What to produce -
Your answer must be a word-for-word copy of the data.
######
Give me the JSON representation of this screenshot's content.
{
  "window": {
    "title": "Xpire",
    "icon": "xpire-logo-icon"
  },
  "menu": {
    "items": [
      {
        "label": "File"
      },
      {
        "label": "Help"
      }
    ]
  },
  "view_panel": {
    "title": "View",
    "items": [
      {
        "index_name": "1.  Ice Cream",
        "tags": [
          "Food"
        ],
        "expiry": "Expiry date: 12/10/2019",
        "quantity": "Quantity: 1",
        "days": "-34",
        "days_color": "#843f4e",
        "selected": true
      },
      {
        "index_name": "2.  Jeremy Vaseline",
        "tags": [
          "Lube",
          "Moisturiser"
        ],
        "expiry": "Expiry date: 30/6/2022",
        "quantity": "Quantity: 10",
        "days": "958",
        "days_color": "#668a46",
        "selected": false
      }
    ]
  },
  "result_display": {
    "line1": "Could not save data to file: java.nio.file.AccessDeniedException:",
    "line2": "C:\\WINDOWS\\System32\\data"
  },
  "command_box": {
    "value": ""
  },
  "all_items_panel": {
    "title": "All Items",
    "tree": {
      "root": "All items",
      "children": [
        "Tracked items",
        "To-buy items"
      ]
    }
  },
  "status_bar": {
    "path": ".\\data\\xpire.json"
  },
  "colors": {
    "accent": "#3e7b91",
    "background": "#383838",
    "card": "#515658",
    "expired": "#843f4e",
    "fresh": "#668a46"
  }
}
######
Exercise answer -
Give me the JSON representation of this screenshot's content.
{
  "window": {
    "title": "Xpire",
    "icon": "xpire-logo-icon"
  },
  "menu": {
    "items": [
      {
        "label": "File"
      },
      {
        "label": "Help"
      }
    ]
  },
  "view_panel": {
    "title": "View",
    "items": [
      {
        "index_name": "1.  Ice Cream",
        "tags": [
          "Food"
        ],
        "expiry": "Expiry date: 12/10/2019",
        "quantity": "Quantity: 1",
        "days": "-34",
        "days_color": "#843f4e",
        "selected": true
      },
      {
        "index_name": "2.  Jeremy Vaseline",
        "tags": [
          "Lube",
          "Moisturiser"
        ],
        "expiry": "Expiry date: 30/6/2022",
        "quantity": "Quantity: 10",
        "days": "958",
        "days_color": "#668a46",
        "selected": false
      }
    ]
  },
  "result_display": {
    "line1": "Could not save data to file: java.nio.file.AccessDeniedException:",
    "line2": "C:\\WINDOWS\\System32\\data"
  },
  "command_box": {
    "value": ""
  },
  "all_items_panel": {
    "title": "All Items",
    "tree": {
      "root": "All items",
      "children": [
        "Tracked items",
        "To-buy items"
      ]
    }
  },
  "status_bar": {
    "path": ".\\data\\xpire.json"
  },
  "colors": {
    "accent": "#3e7b91",
    "background": "#383838",
    "card": "#515658",
    "expired": "#843f4e",
    "fresh": "#668a46"
  }
}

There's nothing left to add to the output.